Five Easy Hot Dogs is far from the sound of the summer. Recorded in motel rooms and other (often sketchy) temporary housing arrangements over the course of a three-month solo trip around North America, this album follows Mac coping with the idea of finding purpose completely alone, and making something for himself while taking his own time to revisit his favorite places and people around North America. While most people I’ve spoken to about Hot Dogs view it at least somewhat positively, there’s still mention of something left to be desired. Despite the great execution on the concept of the instrumental album, people still long for a serious, well-produced album that harkens back to the good old days.
Is Mac DeMarco’s new stuff worse than his old stuff? Here Comes The Cowboy was… less than favorably received by fans, critics, and even KURE. The differences in tone and style between This Old Dog and Cowboy were quite jarring; the title track of the latter sounding like low-effort filler, putting many in the headspace that the rest of the album would be filler as well. But you don’t have to like the album to recognize that that’s not how it actually plays out – Mac follows up this irreverent “joke” track immediately with the heartfelt, refrained “Nobody,” which sets the true tone of the album. The direction of Mac’s songwriting and production turns to a different version of the introspective, DIY sound that fans were accustomed to, but the content and intentions behind each track remain the same. As with any piece of music, the first steps to enjoying Cowboy or Hot Dogs include dropping all preconceived notions about the substance or quality behind it, and to keep an open mind to new ideas and sounds. If you enter Cowboy already defeated by the title track, you may not notice how Mac makes use of the most creative freedom he’d had in years to bare his soul and experiment across such landmark tracks as the infectious Preoccupied, the tender K, and the recently appropriated TikTok hit, Heart to Heart (a tribute to Mac Miller). Obviously none of these sound much like the Mac DeMarco we all came up loving, but there is an undeniable amount of effort, intention, and consistency behind every single track on Here Comes the Cowboy.

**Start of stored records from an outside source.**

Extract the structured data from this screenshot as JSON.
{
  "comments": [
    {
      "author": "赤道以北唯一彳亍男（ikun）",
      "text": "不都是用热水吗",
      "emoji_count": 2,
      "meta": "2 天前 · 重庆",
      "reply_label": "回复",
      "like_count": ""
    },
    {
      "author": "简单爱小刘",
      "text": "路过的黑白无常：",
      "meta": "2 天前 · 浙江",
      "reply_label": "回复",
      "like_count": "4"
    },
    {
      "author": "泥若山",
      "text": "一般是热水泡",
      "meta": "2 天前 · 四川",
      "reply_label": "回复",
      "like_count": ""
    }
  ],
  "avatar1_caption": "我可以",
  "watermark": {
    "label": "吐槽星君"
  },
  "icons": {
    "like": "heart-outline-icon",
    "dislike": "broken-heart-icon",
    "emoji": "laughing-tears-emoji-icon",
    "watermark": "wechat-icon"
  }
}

As for Mac not taking his music seriously, I’d like to point out that his public persona hasn’t really ever been someone who takes his projects and performances tremendously seriously. As a little thought exercise, I’d suggest that Cowboy listeners try envisioning what an experimental indie rock album would sound like if it were made by someone who once doxxed himself on his own album by inviting listeners to his house for coffee (“My House By The Water”), or by someone who perpetrated the scene that “Freaking Out The Neighborhood” apologizes for (I’ll let you Google that one if you don’t know).
This new album was never meant to compete or compare with Salad Days or This Old Dog, and neither was Here Comes The Cowboy. On these newer records, Mac gracefully achieves what he set out to do: to make exactly the type of music he felt like. Nobody’s arguing that “Here Comes The Cowboy” or “Choo Choo” or any of Five Easy Hot Dogs should be on eternal repeat in your go-to summertime playlists, and definitely not that you actually have to enjoy either of these newer albums. However, fans of any artist must accept the fact that the artist has ultimate creative control over their output, and should understand it’s pretty unlikely they’d intentionally release a whole project with no confidence in its quality and authenticity. Even if Five Easy Hot Dogs gets played while you’re walking between classes, in the background while cooking or cleaning, or only once ever, it is a well-made project that shows Mac hasn’t given up on releasing music that is true to himself.